WHAT THE EXERCISE ASKS:
Copy the listing exactly as given. Omit every picture.

INFORMATION SHOWN:
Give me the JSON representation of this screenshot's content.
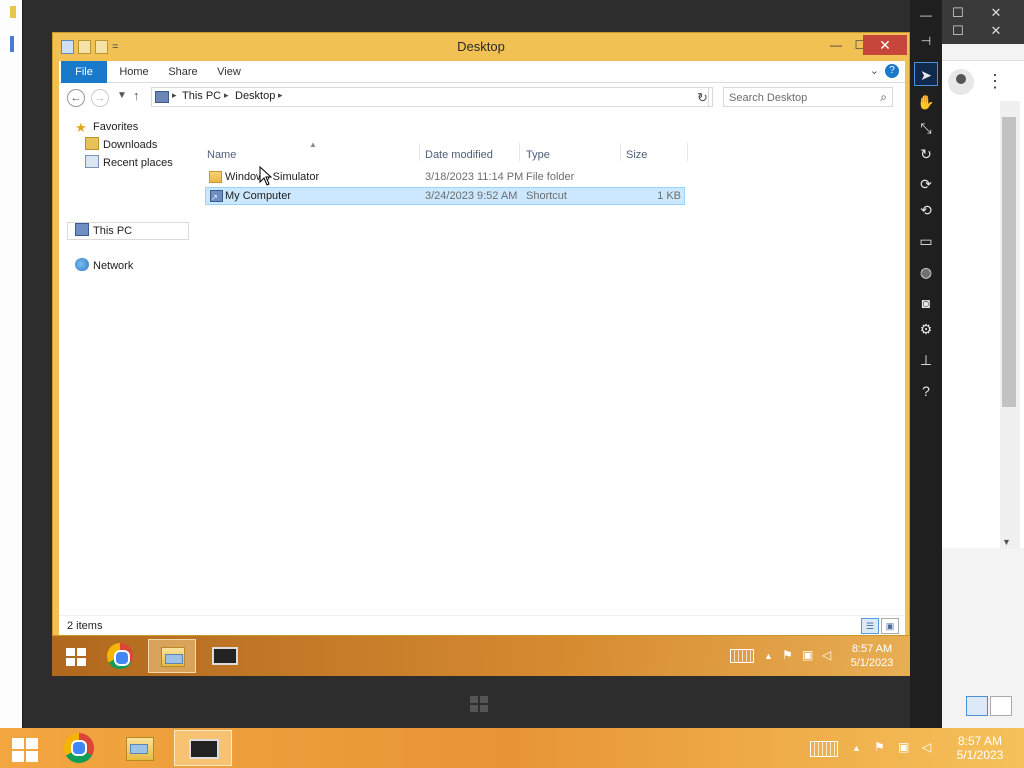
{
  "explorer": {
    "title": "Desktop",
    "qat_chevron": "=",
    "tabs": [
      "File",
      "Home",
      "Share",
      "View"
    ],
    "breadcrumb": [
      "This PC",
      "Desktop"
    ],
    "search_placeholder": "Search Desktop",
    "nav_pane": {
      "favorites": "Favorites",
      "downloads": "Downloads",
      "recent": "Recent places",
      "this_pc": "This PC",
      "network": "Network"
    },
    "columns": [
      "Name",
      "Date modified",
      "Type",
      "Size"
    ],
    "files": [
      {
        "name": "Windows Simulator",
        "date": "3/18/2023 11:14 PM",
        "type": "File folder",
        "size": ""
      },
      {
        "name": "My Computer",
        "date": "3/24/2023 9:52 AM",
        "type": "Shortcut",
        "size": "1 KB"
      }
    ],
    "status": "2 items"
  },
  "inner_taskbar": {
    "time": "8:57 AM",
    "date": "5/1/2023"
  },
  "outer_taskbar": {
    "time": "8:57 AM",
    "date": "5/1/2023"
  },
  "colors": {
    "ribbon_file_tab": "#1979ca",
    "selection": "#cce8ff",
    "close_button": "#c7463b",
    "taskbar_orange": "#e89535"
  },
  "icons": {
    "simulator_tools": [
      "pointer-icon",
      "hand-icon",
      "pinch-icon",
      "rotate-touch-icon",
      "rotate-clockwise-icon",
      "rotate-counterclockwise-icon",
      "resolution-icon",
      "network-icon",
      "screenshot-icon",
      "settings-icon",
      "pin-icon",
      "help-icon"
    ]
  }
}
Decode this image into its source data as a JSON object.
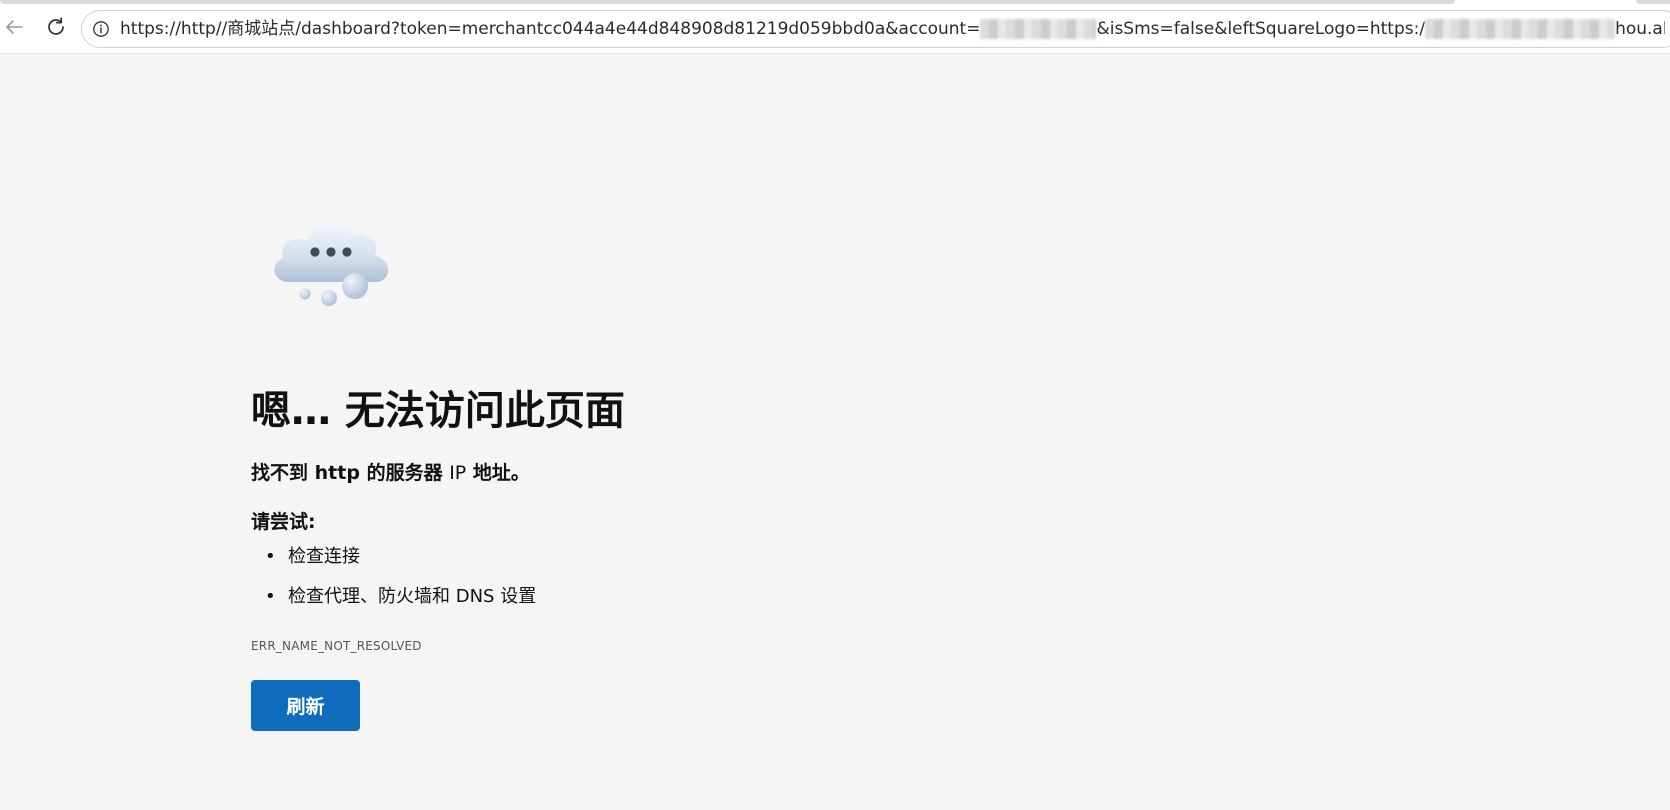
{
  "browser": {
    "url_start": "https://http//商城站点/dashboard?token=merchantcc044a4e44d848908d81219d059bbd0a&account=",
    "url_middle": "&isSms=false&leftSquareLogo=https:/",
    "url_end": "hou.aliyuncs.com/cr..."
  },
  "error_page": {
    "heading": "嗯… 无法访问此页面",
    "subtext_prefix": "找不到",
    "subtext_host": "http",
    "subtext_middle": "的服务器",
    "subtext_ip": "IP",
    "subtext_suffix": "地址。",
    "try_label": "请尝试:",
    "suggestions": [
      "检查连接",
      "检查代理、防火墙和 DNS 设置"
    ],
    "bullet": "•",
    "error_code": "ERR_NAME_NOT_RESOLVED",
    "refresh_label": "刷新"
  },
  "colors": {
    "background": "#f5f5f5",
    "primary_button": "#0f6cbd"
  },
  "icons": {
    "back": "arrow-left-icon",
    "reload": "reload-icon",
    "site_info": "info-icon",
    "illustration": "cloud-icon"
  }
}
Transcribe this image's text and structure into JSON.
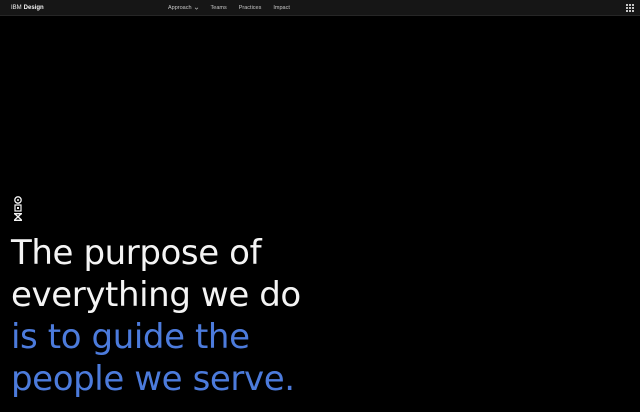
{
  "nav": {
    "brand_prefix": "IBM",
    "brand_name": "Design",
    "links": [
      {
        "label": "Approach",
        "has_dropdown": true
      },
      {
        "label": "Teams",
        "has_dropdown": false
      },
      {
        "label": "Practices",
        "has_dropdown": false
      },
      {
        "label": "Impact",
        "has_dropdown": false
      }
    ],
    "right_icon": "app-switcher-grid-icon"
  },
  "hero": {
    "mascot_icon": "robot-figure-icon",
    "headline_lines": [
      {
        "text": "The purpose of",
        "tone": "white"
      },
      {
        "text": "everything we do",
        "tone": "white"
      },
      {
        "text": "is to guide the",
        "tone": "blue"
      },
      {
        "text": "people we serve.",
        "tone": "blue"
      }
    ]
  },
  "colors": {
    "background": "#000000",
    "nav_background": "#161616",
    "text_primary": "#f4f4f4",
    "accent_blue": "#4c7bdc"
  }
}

COMPLETED TASK:
Give me the JSON representation of this screenshot's content.
{
  "explorer": {
    "title": "Desktop",
    "qat_chevron": "=",
    "tabs": [
      "File",
      "Home",
      "Share",
      "View"
    ],
    "breadcrumb": [
      "This PC",
      "Desktop"
    ],
    "search_placeholder": "Search Desktop",
    "nav_pane": {
      "favorites": "Favorites",
      "downloads": "Downloads",
      "recent": "Recent places",
      "this_pc": "This PC",
      "network": "Network"
    },
    "columns": [
      "Name",
      "Date modified",
      "Type",
      "Size"
    ],
    "files": [
      {
        "name": "Windows Simulator",
        "date": "3/18/2023 11:14 PM",
        "type": "File folder",
        "size": ""
      },
      {
        "name": "My Computer",
        "date": "3/24/2023 9:52 AM",
        "type": "Shortcut",
        "size": "1 KB"
      }
    ],
    "status": "2 items"
  },
  "inner_taskbar": {
    "time": "8:57 AM",
    "date": "5/1/2023"
  },
  "outer_taskbar": {
    "time": "8:57 AM",
    "date": "5/1/2023"
  },
  "colors": {
    "ribbon_file_tab": "#1979ca",
    "selection": "#cce8ff",
    "close_button": "#c7463b",
    "taskbar_orange": "#e89535"
  },
  "icons": {
    "simulator_tools": [
      "pointer-icon",
      "hand-icon",
      "pinch-icon",
      "rotate-touch-icon",
      "rotate-clockwise-icon",
      "rotate-counterclockwise-icon",
      "resolution-icon",
      "network-icon",
      "screenshot-icon",
      "settings-icon",
      "pin-icon",
      "help-icon"
    ]
  }
}
Decode this image into its source data as a JSON object.
{
  "browser": {
    "url_start": "https://http//商城站点/dashboard?token=merchantcc044a4e44d848908d81219d059bbd0a&account=",
    "url_middle": "&isSms=false&leftSquareLogo=https:/",
    "url_end": "hou.aliyuncs.com/cr..."
  },
  "error_page": {
    "heading": "嗯… 无法访问此页面",
    "subtext_prefix": "找不到",
    "subtext_host": "http",
    "subtext_middle": "的服务器",
    "subtext_ip": "IP",
    "subtext_suffix": "地址。",
    "try_label": "请尝试:",
    "suggestions": [
      "检查连接",
      "检查代理、防火墙和 DNS 设置"
    ],
    "bullet": "•",
    "error_code": "ERR_NAME_NOT_RESOLVED",
    "refresh_label": "刷新"
  },
  "colors": {
    "background": "#f5f5f5",
    "primary_button": "#0f6cbd"
  },
  "icons": {
    "back": "arrow-left-icon",
    "reload": "reload-icon",
    "site_info": "info-icon",
    "illustration": "cloud-icon"
  }
}
Transcribe this image's text and structure into JSON.
{
  "nav": {
    "brand_prefix": "IBM",
    "brand_name": "Design",
    "links": [
      {
        "label": "Approach",
        "has_dropdown": true
      },
      {
        "label": "Teams",
        "has_dropdown": false
      },
      {
        "label": "Practices",
        "has_dropdown": false
      },
      {
        "label": "Impact",
        "has_dropdown": false
      }
    ],
    "right_icon": "app-switcher-grid-icon"
  },
  "hero": {
    "mascot_icon": "robot-figure-icon",
    "headline_lines": [
      {
        "text": "The purpose of",
        "tone": "white"
      },
      {
        "text": "everything we do",
        "tone": "white"
      },
      {
        "text": "is to guide the",
        "tone": "blue"
      },
      {
        "text": "people we serve.",
        "tone": "blue"
      }
    ]
  },
  "colors": {
    "background": "#000000",
    "nav_background": "#161616",
    "text_primary": "#f4f4f4",
    "accent_blue": "#4c7bdc"
  }
}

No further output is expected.